/---

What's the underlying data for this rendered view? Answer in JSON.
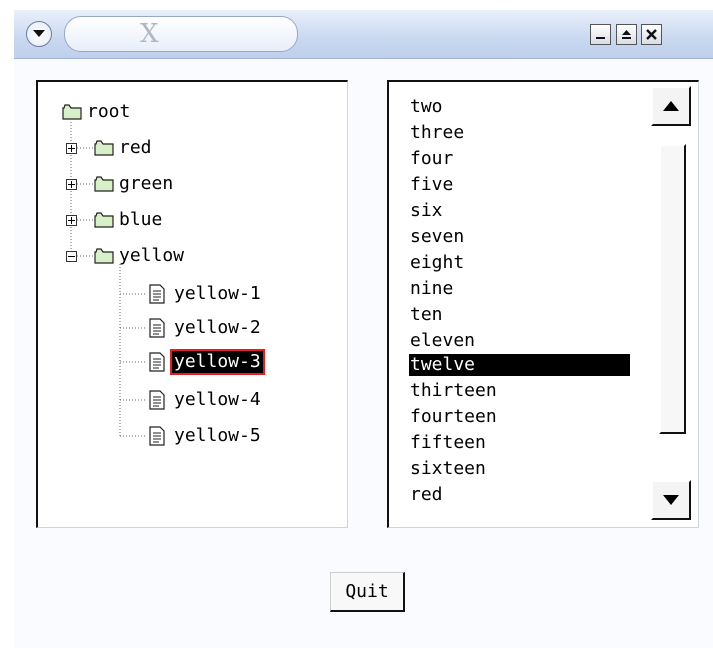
{
  "window": {
    "title": "X",
    "controls": [
      "minimize-icon",
      "maximize-icon",
      "close-icon"
    ]
  },
  "tree": {
    "root": "root",
    "nodes": [
      {
        "label": "red",
        "state": "collapsed"
      },
      {
        "label": "green",
        "state": "collapsed"
      },
      {
        "label": "blue",
        "state": "collapsed"
      },
      {
        "label": "yellow",
        "state": "expanded"
      }
    ],
    "children": [
      "yellow-1",
      "yellow-2",
      "yellow-3",
      "yellow-4",
      "yellow-5"
    ],
    "selected": "yellow-3"
  },
  "list": {
    "items": [
      "two",
      "three",
      "four",
      "five",
      "six",
      "seven",
      "eight",
      "nine",
      "ten",
      "eleven",
      "twelve",
      "thirteen",
      "fourteen",
      "fifteen",
      "sixteen",
      "red"
    ],
    "selected": "twelve"
  },
  "quit_label": "Quit",
  "colors": {
    "selection_bg": "#000000",
    "selection_outline": "#e02020",
    "folder_fill": "#d8f0c8"
  }
}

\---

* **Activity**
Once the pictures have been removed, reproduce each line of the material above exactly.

* **Reply to the exercise**
What's the underlying data for this rendered view? Answer in JSON.
{
  "window": {
    "title": "X",
    "controls": [
      "minimize-icon",
      "maximize-icon",
      "close-icon"
    ]
  },
  "tree": {
    "root": "root",
    "nodes": [
      {
        "label": "red",
        "state": "collapsed"
      },
      {
        "label": "green",
        "state": "collapsed"
      },
      {
        "label": "blue",
        "state": "collapsed"
      },
      {
        "label": "yellow",
        "state": "expanded"
      }
    ],
    "children": [
      "yellow-1",
      "yellow-2",
      "yellow-3",
      "yellow-4",
      "yellow-5"
    ],
    "selected": "yellow-3"
  },
  "list": {
    "items": [
      "two",
      "three",
      "four",
      "five",
      "six",
      "seven",
      "eight",
      "nine",
      "ten",
      "eleven",
      "twelve",
      "thirteen",
      "fourteen",
      "fifteen",
      "sixteen",
      "red"
    ],
    "selected": "twelve"
  },
  "quit_label": "Quit",
  "colors": {
    "selection_bg": "#000000",
    "selection_outline": "#e02020",
    "folder_fill": "#d8f0c8"
  }
}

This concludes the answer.